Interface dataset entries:
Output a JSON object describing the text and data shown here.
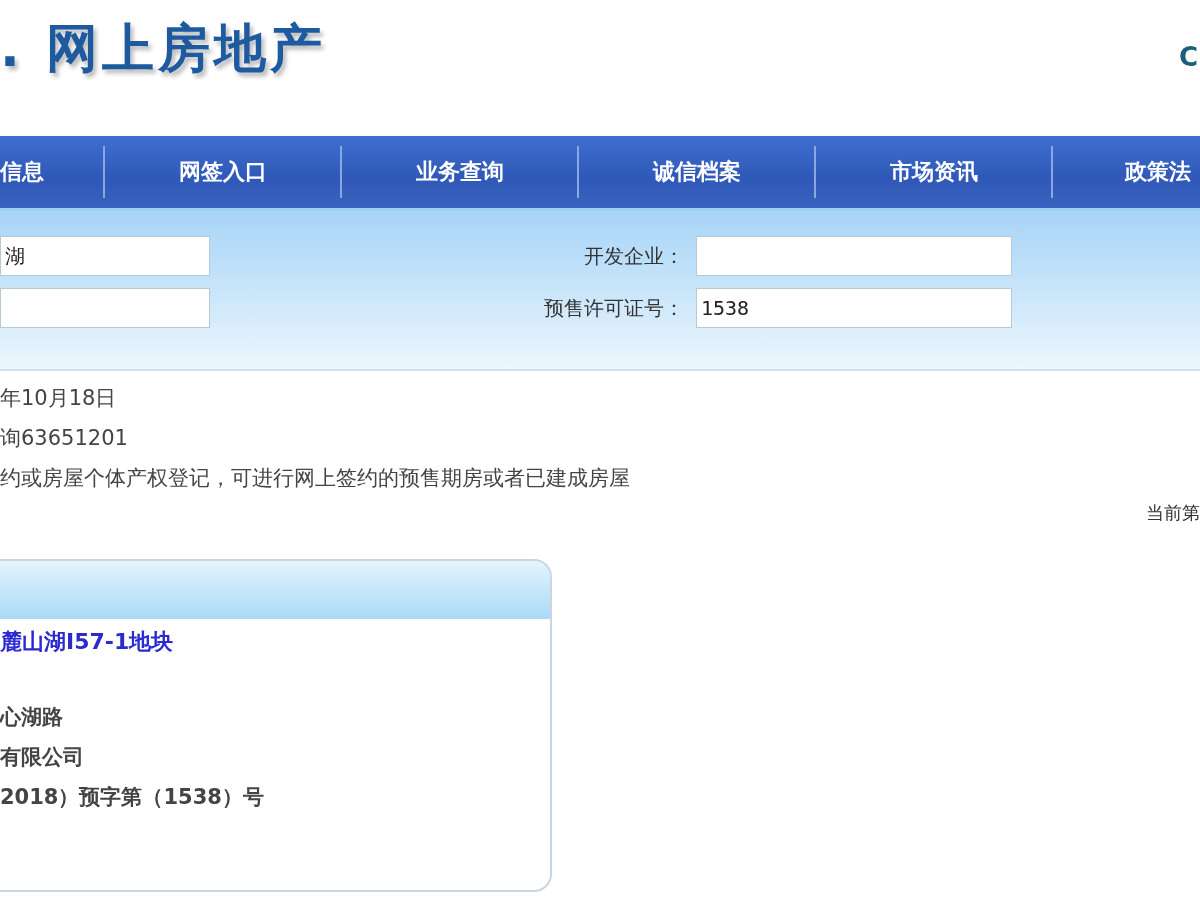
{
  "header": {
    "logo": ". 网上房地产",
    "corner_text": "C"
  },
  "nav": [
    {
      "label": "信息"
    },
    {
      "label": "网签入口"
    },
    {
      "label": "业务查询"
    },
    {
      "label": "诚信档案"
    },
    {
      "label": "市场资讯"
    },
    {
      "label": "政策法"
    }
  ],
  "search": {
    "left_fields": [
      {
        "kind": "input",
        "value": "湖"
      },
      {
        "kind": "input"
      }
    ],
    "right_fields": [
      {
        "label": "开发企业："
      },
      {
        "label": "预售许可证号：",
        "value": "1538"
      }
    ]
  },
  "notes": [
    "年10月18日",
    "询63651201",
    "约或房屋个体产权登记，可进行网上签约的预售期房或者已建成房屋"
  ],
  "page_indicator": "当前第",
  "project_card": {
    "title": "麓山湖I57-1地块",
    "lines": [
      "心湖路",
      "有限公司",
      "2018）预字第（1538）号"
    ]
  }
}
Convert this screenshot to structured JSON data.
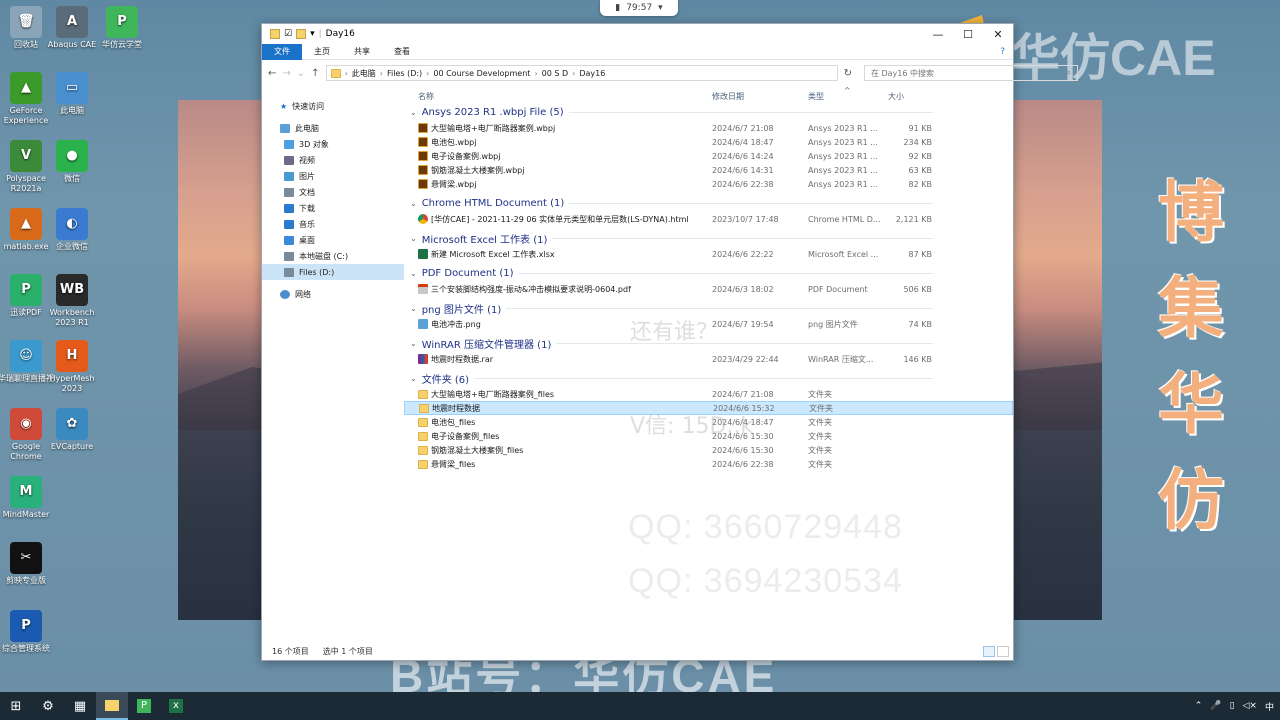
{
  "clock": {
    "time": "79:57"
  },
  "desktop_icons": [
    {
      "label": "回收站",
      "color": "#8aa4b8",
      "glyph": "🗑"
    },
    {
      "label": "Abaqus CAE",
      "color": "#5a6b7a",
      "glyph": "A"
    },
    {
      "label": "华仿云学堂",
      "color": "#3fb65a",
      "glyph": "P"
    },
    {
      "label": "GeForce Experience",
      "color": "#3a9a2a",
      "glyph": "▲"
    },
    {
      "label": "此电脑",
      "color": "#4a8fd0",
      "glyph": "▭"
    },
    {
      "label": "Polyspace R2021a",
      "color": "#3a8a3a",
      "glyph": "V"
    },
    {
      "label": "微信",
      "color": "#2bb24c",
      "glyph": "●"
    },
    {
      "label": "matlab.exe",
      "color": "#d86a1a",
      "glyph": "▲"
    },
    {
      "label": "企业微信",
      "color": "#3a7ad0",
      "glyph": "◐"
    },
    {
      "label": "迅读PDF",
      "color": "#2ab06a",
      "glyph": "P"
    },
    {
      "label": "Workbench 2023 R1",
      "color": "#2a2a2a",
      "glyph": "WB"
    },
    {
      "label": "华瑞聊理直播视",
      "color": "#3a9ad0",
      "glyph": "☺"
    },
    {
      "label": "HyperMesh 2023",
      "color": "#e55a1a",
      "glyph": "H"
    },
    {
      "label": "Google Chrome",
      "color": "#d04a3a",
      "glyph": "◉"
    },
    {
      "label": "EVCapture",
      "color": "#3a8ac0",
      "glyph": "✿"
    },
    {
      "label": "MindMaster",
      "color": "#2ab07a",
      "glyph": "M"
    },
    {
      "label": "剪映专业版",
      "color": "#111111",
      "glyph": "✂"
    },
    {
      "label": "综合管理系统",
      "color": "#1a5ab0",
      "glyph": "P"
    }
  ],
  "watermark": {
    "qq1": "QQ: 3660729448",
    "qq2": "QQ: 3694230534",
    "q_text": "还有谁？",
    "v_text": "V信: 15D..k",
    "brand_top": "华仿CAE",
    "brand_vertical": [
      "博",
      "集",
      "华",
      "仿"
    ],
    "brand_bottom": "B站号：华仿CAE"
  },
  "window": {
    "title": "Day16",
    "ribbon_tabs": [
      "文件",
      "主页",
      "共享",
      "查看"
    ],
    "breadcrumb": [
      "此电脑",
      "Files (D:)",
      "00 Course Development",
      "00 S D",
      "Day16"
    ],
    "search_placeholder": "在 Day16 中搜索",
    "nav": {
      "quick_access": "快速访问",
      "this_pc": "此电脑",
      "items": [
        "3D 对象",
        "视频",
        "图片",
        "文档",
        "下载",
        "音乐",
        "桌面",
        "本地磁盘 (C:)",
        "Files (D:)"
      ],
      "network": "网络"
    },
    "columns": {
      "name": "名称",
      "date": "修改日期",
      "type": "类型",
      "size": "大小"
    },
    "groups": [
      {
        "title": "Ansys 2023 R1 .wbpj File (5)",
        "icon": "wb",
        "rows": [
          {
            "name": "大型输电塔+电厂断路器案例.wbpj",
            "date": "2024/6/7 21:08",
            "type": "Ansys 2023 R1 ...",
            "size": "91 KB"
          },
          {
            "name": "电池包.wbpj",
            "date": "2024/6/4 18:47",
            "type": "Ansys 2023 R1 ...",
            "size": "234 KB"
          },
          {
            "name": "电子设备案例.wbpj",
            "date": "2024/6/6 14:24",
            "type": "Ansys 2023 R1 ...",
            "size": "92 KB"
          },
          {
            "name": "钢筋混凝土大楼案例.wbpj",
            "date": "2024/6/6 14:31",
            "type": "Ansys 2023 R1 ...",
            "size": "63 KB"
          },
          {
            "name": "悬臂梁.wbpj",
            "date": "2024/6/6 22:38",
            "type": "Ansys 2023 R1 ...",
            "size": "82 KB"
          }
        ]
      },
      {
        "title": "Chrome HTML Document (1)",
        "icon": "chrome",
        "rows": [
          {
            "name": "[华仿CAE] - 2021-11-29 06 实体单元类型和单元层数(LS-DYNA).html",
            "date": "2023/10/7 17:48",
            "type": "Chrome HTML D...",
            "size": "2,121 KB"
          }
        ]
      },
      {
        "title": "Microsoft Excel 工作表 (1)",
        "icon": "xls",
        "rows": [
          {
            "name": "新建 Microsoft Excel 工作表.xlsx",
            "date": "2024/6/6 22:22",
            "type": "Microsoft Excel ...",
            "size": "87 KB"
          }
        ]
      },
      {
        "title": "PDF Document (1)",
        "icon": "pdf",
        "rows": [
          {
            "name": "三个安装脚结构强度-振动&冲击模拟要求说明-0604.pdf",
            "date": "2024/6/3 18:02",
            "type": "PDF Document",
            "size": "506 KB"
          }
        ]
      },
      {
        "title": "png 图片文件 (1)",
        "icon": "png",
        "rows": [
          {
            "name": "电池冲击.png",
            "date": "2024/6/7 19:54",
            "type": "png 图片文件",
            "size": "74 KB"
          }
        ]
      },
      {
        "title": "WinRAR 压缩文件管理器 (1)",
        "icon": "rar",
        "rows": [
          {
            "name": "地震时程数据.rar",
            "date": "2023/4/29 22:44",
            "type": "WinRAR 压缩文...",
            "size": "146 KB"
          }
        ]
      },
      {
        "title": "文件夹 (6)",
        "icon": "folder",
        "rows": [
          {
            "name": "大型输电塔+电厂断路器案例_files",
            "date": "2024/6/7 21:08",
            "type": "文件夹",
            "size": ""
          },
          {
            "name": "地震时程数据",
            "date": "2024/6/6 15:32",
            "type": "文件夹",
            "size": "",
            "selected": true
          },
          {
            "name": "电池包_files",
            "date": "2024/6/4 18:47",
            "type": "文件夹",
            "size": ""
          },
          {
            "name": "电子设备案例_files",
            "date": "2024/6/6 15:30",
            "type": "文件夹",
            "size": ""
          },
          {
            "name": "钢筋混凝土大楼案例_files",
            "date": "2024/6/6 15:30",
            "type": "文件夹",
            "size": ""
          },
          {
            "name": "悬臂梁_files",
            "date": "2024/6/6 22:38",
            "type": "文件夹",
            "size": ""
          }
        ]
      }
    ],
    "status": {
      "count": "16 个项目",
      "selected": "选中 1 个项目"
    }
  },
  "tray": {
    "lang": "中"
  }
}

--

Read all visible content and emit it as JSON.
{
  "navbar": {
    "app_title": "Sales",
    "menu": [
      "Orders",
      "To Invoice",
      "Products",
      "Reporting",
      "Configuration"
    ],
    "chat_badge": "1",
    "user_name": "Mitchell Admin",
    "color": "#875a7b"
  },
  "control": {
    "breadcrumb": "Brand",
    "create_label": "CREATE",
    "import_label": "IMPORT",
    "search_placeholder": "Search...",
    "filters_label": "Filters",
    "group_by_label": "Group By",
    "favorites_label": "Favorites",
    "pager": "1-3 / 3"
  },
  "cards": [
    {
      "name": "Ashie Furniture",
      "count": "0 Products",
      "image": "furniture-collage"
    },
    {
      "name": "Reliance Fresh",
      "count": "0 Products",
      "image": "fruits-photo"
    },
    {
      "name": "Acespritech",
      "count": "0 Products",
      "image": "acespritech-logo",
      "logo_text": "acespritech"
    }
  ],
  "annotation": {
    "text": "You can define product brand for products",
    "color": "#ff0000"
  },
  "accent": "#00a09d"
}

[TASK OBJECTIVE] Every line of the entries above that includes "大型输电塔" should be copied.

[EXPECTED OUTPUT]
            "name": "大型输电塔+电厂断路器案例.wbpj",
            "name": "大型输电塔+电厂断路器案例_files",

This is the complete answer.